0

The full content of Annals is available to subscribers

Subscribe/Learn More  >
Articles |

Postoperative Hyponatremic Encephalopathy in Menstruant Women

J. Carlos Ayus, MD; James M. Wheeler, MD, MPH; and Allen I. Arieff, MD
[+] Article and Author Information

Grant Support: In part by grant RO1AG08575 from the National Institute on Aging, Department of Health and Human Services, Bethesda, Maryland, and by the Research Service of the Veterans Affairs Medical Center, San Francisco, California.

Requests for Reprints: J. Carlos Ayus, MD, 4 Brompton Court, Houston, Texas 77024.

Current Author Addresses: Dr. Ayus: 4 Brompton Court, Houston, Texas 77024.

Dr. Wheeler: Department of Obstetrics and Gynecology, Baylor College of Medicine, 1 Baylor Plaza, Houston, Texas 77030.

Dr. Arieff: Department of Medicine (111 G), Veterans Affairs Medical Center, 4150 Clement Street, San Francisco, CA 94121.


Ann Intern Med. 1992;117(11):891-897. doi:10.7326/0003-4819-117-11-891
Text Size: A A A

Objectives: To determine factors associated with the development of encephalopathy and with its clinical course in patients with postoperative hyponatremia.

Setting: Consultation and referral services of two university medical centers and community hospitals.

Design: Case-control study (risk factors for encephalopathy) and cohort study (clinical course among patients with encephalopathy).

Patients: Case patients included 65 adults with postoperative hyponatremic encephalopathy; controls included 674 adult patients who had postoperative hyponatremia without encephalopathy and who were selected from 76 678 consecutive adult surgical inpatients.

Measurements: Age, gender, menstrual status, neurologic symptoms, time to development and degree of hyponatremia, arterial blood gas determinations, serum chemistries, morbidity and mortality.

Results: Case patients included 40 women (62%) and 25 men (38%) (P > 0.05); controls included 367 women (54%) and 307 men (46%) (P > 0.1). Of the 34 case patients who developed permanent brain damage or died, 33 (97%) were women (P < 0.001). Among the women with brain damage, 25 (76%) were menstruant (P < 0.001). The relative risk for death or permanent brain damage from hyponatremic encephalopathy in women compared with men was 28 (95% Cl, 5 to 141) and in menstruant women compared with postmenopausal women, 26 (Cl, 11 to 62). Arterial PO2 at diagnosis was significantly lower in female than in male case patients (34 ± 5 compared with 91 ± 3 mm Hg; P < 0.001). Further, of the 38 case patients who had respiratory arrest before the diagnosis of hyponatremic encephalopathy, 36 (95%) were women. Extent of or time to development of hyponatremia did not correlate with subsequent brain damage (P > 0.1).

Conclusions: Women and men are equally likely to develop hyponatremia and hyponatremic encephalopathy after surgery. However, when hyponatremic encephalopathy develops, menstruant women are about 25 times more likely to die or have permanent brain damage compared with either men or postmenopausal women.
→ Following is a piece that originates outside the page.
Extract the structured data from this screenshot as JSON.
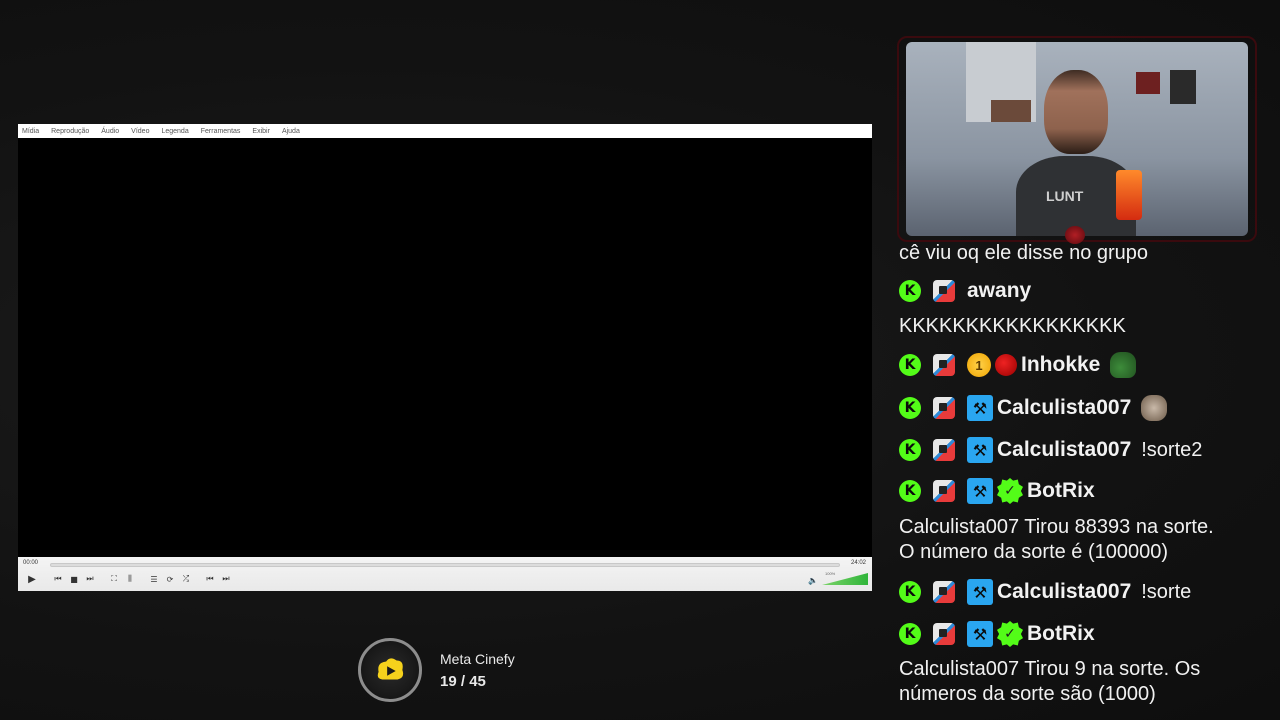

Figures

Tables

References

Letters

NOTE:
Citing articles are presented as examples only. In non-demo SCM6 implementation, integration with CrossRef’s "Cited By" API will populate this tab (http://www.crossref.org/citedby.html).

Comments

Submit a Comment
Submit a Comment

Summary for Patients

Clinical Slide Sets

Terms of Use

The In the Clinic® slide sets are owned and copyrighted by the American College of Physicians (ACP). All text, graphics, trademarks, and other intellectual property incorporated into the slide sets remain the sole and exclusive property of the ACP. The slide sets may be used only by the person who downloads or purchases them and only for the purpose of presenting them during not-for-profit educational activities. Users may incorporate the entire slide set or selected individual slides into their own teaching presentations but may not alter the content of the slides in any way or remove the ACP copyright notice. Users may make print copies for use as hand-outs for the audience the user is personally addressing but may not otherwise reproduce or distribute the slides by any means or media, including but not limited to sending them as e-mail attachments, posting them on Internet or Intranet sites, publishing them in meeting proceedings, or making them available for sale or distribution in any unauthorized form, without the express written permission of the ACP. Unauthorized use of the In the Clinic slide sets will constitute copyright infringement.

Toolkit

Buy Now

to gain full access to the content and tools.

Want to Subscribe?

Learn more about subscription options

Advertisement
Related Articles
Related Point of Care
Topic Collections
PubMed Articles

Buy Now

to gain full access to the content and tools.

Want to Subscribe?

Learn more about subscription options

Forgot your password?
Enter your username and email address. We'll send you a reminder to the email address on record.
(Required)
(Required)